Plastic - everyday killer and destroyer of wildlife. This turtle was not lucky enough to get help in time. Plastic is everywhere. Did you know that "No-one in their daily life within a period of 10 minutes isn't touching something that is made of plastic"?
The rate at which plastic breaks down depends upon the conditions and the type of plastic. It breaks down faster if exposed to physical abrasion and sunlight. Then there's a lot to do with how thick the plastic is, how dense the plastic is, and does it have UV stabilisers. But even if that bag breaks down over the course of six months or a year, it might well have had a lot of environmental impact before that. It is really hard to quantify just how much plastic is in the ocean, but the latest figures estimate there are up to 51 trillion particles or 236,000 tonnes.
That says around 40 times the plastic that's in the ocean is going in every year. So there's a whole bunch that has to be going somewhere else. There are two types of plastics that float: polyethelene, which is used to make milk jugs and plastic bags, and polypropolene, which is used for things like bottle caps, straws and dairy containers. As they travel out to sea plastics get ground down into small, hard cubes, which can be eaten by marine animals.
Animals get wrapped up in monofilament fishing line nets, plastic bags, balloons, and straps. A research has estimated that between 5,000 and 15,000 sea turtles are entangled each year by derelict fishing gear washing ashore in northern Australia alone.Anything that is long or flexible or sheet-like is the worst.
The second biggest issue is the impact of eating plastic — it is estimated around 90 per cent of seabirds are doing so. These plastics can cause blockages of the gut or perforation of the intestines.
What plastic habits can you change today?
1. Buy vegetables not wrapped in plastic bags or in plastic containers?
2. Bring your own fabric or cloth bag when you do shopping?
3. Say no to plastic straws?
4. Sit down in the coffee shop instead of getting a takeaway coffee?
5. Refuse balloons?
6. Say no to soyfish sauce containers?
#northernbeachescleanupcrew #nbcuc #plastic #plasticfree #beachcleanup
Cardboard tomato punnets are introduced to Perth supermarkets.
The design and material are understood to be the first of their kind in Australia.

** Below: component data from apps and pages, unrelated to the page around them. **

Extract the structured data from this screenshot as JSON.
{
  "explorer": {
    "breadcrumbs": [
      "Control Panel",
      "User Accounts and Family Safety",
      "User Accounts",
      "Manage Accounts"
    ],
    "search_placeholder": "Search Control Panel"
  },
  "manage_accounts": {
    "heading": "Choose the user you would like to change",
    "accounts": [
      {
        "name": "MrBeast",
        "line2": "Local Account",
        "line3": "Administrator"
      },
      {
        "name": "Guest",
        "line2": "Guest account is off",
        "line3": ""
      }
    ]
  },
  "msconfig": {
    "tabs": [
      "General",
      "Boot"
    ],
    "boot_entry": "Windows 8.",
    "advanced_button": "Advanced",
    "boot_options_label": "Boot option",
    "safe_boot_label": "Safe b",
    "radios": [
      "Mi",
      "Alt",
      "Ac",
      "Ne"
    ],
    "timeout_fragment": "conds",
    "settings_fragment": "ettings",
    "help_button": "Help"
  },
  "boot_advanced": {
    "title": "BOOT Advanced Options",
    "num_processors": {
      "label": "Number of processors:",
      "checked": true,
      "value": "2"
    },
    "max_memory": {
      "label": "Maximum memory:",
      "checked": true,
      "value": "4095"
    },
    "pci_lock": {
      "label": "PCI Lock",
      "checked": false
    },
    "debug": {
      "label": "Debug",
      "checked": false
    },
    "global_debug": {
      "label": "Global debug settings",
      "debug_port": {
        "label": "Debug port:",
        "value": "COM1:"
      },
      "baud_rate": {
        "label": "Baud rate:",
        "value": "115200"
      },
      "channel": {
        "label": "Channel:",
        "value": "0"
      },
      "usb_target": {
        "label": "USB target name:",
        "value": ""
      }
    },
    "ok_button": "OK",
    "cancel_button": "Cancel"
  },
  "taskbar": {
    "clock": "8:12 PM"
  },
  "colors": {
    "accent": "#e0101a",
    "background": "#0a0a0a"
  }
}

The real challenge was to create a sturdy cardboard punnet that performed as well, if not better, than the plastic clamshell design.
Image Source: Georgia Hargreaves / ABC Pilbara
#northernbeachescleanupcrew #nbcuc #plasticfree #plastic #tomato